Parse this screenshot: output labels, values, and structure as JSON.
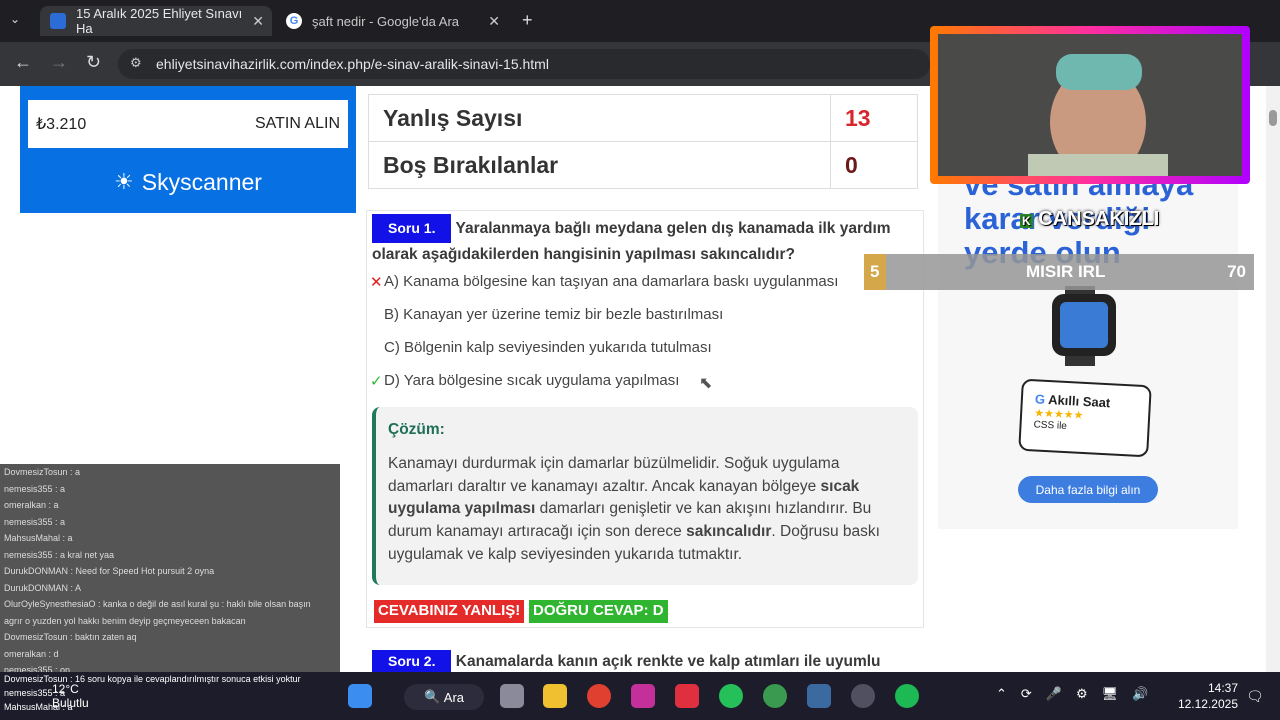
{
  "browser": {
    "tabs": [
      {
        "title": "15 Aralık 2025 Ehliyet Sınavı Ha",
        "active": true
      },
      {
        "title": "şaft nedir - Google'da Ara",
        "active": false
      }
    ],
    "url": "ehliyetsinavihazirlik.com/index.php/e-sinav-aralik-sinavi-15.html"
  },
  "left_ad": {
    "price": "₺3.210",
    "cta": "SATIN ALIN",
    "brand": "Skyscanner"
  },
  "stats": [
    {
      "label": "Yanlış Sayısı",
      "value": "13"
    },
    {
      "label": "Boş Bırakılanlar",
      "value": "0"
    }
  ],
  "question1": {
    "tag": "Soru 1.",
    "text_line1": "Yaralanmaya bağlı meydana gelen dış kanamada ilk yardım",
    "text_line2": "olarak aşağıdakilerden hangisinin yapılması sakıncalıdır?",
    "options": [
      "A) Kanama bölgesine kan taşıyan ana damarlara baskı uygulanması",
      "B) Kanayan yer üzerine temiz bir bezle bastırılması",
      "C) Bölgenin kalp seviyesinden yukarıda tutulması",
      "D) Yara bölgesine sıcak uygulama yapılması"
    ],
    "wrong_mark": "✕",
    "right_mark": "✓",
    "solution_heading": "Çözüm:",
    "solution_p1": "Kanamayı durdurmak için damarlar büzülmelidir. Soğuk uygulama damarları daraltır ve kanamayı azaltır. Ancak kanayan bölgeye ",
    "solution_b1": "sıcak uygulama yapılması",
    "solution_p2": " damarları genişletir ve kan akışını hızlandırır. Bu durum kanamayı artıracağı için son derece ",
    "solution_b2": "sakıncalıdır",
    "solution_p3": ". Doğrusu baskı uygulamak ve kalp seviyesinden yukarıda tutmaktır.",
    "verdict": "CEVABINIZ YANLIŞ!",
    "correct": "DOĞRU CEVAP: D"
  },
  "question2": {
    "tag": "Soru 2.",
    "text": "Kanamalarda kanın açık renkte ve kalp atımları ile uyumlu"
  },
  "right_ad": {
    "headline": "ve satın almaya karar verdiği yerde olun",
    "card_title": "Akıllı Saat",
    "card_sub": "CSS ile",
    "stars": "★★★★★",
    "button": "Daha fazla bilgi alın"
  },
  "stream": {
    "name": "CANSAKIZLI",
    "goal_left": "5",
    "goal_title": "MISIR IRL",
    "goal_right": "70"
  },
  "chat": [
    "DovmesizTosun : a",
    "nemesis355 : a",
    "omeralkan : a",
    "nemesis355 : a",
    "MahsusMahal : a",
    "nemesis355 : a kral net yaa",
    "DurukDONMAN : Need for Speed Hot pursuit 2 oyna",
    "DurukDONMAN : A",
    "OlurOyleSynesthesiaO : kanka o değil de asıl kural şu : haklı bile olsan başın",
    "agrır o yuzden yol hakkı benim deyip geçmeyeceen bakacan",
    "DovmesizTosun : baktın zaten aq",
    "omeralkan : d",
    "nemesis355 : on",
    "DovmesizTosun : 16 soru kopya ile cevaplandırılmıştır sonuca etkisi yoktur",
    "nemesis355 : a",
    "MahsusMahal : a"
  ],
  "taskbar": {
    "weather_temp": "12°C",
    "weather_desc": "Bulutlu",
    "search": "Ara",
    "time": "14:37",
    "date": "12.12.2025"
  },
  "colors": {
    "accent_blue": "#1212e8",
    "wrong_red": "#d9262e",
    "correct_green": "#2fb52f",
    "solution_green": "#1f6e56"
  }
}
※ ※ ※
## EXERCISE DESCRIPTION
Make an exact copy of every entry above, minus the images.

## OUTPUT OF THE EXERCISE
Parse this screenshot: output labels, values, and structure as JSON.
{
  "browser": {
    "tabs": [
      {
        "title": "15 Aralık 2025 Ehliyet Sınavı Ha",
        "active": true
      },
      {
        "title": "şaft nedir - Google'da Ara",
        "active": false
      }
    ],
    "url": "ehliyetsinavihazirlik.com/index.php/e-sinav-aralik-sinavi-15.html"
  },
  "left_ad": {
    "price": "₺3.210",
    "cta": "SATIN ALIN",
    "brand": "Skyscanner"
  },
  "stats": [
    {
      "label": "Yanlış Sayısı",
      "value": "13"
    },
    {
      "label": "Boş Bırakılanlar",
      "value": "0"
    }
  ],
  "question1": {
    "tag": "Soru 1.",
    "text_line1": "Yaralanmaya bağlı meydana gelen dış kanamada ilk yardım",
    "text_line2": "olarak aşağıdakilerden hangisinin yapılması sakıncalıdır?",
    "options": [
      "A) Kanama bölgesine kan taşıyan ana damarlara baskı uygulanması",
      "B) Kanayan yer üzerine temiz bir bezle bastırılması",
      "C) Bölgenin kalp seviyesinden yukarıda tutulması",
      "D) Yara bölgesine sıcak uygulama yapılması"
    ],
    "wrong_mark": "✕",
    "right_mark": "✓",
    "solution_heading": "Çözüm:",
    "solution_p1": "Kanamayı durdurmak için damarlar büzülmelidir. Soğuk uygulama damarları daraltır ve kanamayı azaltır. Ancak kanayan bölgeye ",
    "solution_b1": "sıcak uygulama yapılması",
    "solution_p2": " damarları genişletir ve kan akışını hızlandırır. Bu durum kanamayı artıracağı için son derece ",
    "solution_b2": "sakıncalıdır",
    "solution_p3": ". Doğrusu baskı uygulamak ve kalp seviyesinden yukarıda tutmaktır.",
    "verdict": "CEVABINIZ YANLIŞ!",
    "correct": "DOĞRU CEVAP: D"
  },
  "question2": {
    "tag": "Soru 2.",
    "text": "Kanamalarda kanın açık renkte ve kalp atımları ile uyumlu"
  },
  "right_ad": {
    "headline": "ve satın almaya karar verdiği yerde olun",
    "card_title": "Akıllı Saat",
    "card_sub": "CSS ile",
    "stars": "★★★★★",
    "button": "Daha fazla bilgi alın"
  },
  "stream": {
    "name": "CANSAKIZLI",
    "goal_left": "5",
    "goal_title": "MISIR IRL",
    "goal_right": "70"
  },
  "chat": [
    "DovmesizTosun : a",
    "nemesis355 : a",
    "omeralkan : a",
    "nemesis355 : a",
    "MahsusMahal : a",
    "nemesis355 : a kral net yaa",
    "DurukDONMAN : Need for Speed Hot pursuit 2 oyna",
    "DurukDONMAN : A",
    "OlurOyleSynesthesiaO : kanka o değil de asıl kural şu : haklı bile olsan başın",
    "agrır o yuzden yol hakkı benim deyip geçmeyeceen bakacan",
    "DovmesizTosun : baktın zaten aq",
    "omeralkan : d",
    "nemesis355 : on",
    "DovmesizTosun : 16 soru kopya ile cevaplandırılmıştır sonuca etkisi yoktur",
    "nemesis355 : a",
    "MahsusMahal : a"
  ],
  "taskbar": {
    "weather_temp": "12°C",
    "weather_desc": "Bulutlu",
    "search": "Ara",
    "time": "14:37",
    "date": "12.12.2025"
  },
  "colors": {
    "accent_blue": "#1212e8",
    "wrong_red": "#d9262e",
    "correct_green": "#2fb52f",
    "solution_green": "#1f6e56"
  }
}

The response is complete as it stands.